Apple fined £385m over University patent infringement
The sum has more than doubled after an initial fine in 2015 was ignored
Apple has been ordered to hand over 385 million to the University of Wisconsin-Madison for continuing to infringe a design patent, more than double the original damages awarded to the school in 2015.
A US district judge awarded the Wisconsin Alumni Research Foundation (WARF) 207 million in October 2015, after it successfully demonstrated that Apple had infringed its patent for technology relating to computer processing.
Despite the ruling, Apple continued to use the design until the patent expired the following year and, as a result, has been sanctioned with interest payments.
Apple has said it will appeal the decision, according to court papers seen by Reuters. An Apple spokesperson was not immediately available for comment at the time of publication.
WARF brought the lawsuit against Apple after it discovered some versions of the iPhone were using a technology known as a 'predictor circuit', which is able to improve processor performance by anticipating what commands a user will input to the phone. WARF said it had held the patent to this technology since 1998.
Apple maintained its innocence during the 2015 trial, and said it had no knowledge of the patent while designing the iPhone. It also petitioned the US Patent and Trademark Office to review the legitimacy of the patent, although that argument was eventually rejected.
WARF also brought a second lawsuit against Apple in 2015, claiming that processors in later iPhone models also infringed the original patent, although the judge said he would not rule on that case until Apple was given an opportunity to appeal.
Earlier this year, Apple successfully ended an ongoing patent dispute with former mobile phone giant Nokia, which was one of a number of companies suffocated out of the market when the iPhone became a success. The Finnish company claimed that Apple had infringed 32 of its patents while developing the smartphone, a battle that only ended when Apple agreed to pay an undisclosed sum, estimated to have been between 390 million and 475 million.
Apple also faces a major legal battle with chip manufacturer Qualcomm, which is attempting to ban the iPhone in the US due to the infringement of six patents relating to its battery. Apple has since hit back, arguing that Qualcomm is using "illegal business practices" and is trying to assert a market monopoly.
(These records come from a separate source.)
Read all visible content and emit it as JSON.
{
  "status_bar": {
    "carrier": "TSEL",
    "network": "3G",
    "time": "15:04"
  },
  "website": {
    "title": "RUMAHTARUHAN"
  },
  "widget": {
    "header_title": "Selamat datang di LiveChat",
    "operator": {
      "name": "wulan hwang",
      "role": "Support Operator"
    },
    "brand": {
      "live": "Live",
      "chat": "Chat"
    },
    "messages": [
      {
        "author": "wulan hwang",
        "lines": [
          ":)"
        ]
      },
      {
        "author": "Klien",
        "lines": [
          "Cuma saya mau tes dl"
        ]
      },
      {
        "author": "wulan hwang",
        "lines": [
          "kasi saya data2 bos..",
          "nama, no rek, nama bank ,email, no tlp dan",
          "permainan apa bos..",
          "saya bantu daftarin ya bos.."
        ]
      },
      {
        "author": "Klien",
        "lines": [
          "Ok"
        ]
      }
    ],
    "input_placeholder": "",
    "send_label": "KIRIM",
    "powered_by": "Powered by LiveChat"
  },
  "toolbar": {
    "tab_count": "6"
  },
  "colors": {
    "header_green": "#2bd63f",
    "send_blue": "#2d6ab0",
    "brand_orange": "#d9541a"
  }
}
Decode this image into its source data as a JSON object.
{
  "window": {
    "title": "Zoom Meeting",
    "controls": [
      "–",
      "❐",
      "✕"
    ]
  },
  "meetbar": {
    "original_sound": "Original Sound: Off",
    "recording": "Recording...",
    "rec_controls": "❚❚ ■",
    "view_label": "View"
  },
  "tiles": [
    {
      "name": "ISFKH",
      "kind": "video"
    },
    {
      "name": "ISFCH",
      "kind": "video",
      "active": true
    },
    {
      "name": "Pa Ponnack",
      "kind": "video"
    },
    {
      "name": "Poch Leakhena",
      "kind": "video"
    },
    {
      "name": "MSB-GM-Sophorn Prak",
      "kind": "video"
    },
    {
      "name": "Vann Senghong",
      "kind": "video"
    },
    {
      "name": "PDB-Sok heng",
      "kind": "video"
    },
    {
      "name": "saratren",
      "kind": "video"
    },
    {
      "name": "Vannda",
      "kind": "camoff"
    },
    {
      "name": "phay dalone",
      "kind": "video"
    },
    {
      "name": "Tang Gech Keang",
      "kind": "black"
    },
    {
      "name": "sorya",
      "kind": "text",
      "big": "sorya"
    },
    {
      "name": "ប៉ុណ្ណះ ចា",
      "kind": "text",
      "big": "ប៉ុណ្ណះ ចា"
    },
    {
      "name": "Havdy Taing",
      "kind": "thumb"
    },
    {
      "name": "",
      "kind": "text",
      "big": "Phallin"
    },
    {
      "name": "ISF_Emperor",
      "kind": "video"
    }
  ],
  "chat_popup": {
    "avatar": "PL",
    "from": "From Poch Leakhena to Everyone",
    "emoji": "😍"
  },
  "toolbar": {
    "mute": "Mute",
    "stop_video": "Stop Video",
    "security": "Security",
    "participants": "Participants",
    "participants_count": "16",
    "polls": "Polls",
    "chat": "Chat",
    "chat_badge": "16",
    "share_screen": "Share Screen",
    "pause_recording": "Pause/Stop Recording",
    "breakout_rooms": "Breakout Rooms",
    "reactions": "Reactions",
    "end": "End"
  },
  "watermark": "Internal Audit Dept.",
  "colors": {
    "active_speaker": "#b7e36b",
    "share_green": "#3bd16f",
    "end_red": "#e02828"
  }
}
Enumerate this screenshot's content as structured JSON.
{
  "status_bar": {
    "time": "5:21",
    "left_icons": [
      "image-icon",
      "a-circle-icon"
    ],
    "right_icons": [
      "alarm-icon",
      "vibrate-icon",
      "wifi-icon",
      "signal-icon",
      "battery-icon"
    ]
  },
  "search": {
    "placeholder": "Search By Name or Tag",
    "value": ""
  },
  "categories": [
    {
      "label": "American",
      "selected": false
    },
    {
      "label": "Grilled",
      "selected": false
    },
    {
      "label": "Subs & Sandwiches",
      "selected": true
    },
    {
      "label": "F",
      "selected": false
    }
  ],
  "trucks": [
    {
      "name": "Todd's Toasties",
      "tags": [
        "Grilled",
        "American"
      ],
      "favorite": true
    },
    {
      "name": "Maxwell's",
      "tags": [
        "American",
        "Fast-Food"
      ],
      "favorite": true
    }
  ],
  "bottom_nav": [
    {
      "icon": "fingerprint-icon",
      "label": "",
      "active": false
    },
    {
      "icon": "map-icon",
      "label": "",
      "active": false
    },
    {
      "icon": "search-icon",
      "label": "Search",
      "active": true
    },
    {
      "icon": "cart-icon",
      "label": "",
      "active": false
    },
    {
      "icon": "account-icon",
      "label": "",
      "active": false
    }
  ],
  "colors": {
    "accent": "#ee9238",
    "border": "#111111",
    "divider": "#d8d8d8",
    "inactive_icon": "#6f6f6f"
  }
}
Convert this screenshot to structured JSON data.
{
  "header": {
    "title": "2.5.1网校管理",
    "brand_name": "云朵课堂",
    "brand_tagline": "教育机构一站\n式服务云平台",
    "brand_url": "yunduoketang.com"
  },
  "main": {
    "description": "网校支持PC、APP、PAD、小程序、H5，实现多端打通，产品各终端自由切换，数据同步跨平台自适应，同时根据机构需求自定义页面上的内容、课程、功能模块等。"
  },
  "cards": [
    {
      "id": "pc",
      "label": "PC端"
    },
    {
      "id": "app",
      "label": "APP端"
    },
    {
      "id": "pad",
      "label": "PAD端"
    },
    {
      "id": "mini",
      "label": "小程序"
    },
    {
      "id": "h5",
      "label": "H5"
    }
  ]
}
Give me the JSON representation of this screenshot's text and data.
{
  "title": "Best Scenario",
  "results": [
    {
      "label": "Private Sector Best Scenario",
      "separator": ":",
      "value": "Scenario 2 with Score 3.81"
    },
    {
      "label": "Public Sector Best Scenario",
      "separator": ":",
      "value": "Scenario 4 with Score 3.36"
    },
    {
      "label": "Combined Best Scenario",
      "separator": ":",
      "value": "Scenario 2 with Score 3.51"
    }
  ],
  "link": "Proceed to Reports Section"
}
The International Trade Commission is currently investigating the case, although a resolution is nowhere in sight.
Main image: Bigstock
Digital document processes in 2020: A spotlight on Western Europe
The shift from best practice to business necessityDownload now
Four security considerations for cloud migration
The good, the bad, and the ugly of cloud computingDownload now
VR leads the way in manufacturing
How VR is digitally transforming our worldDownload now
Deeper than digital
Top-performing modern enterprises show why more perfect software is fundamental to successDownload now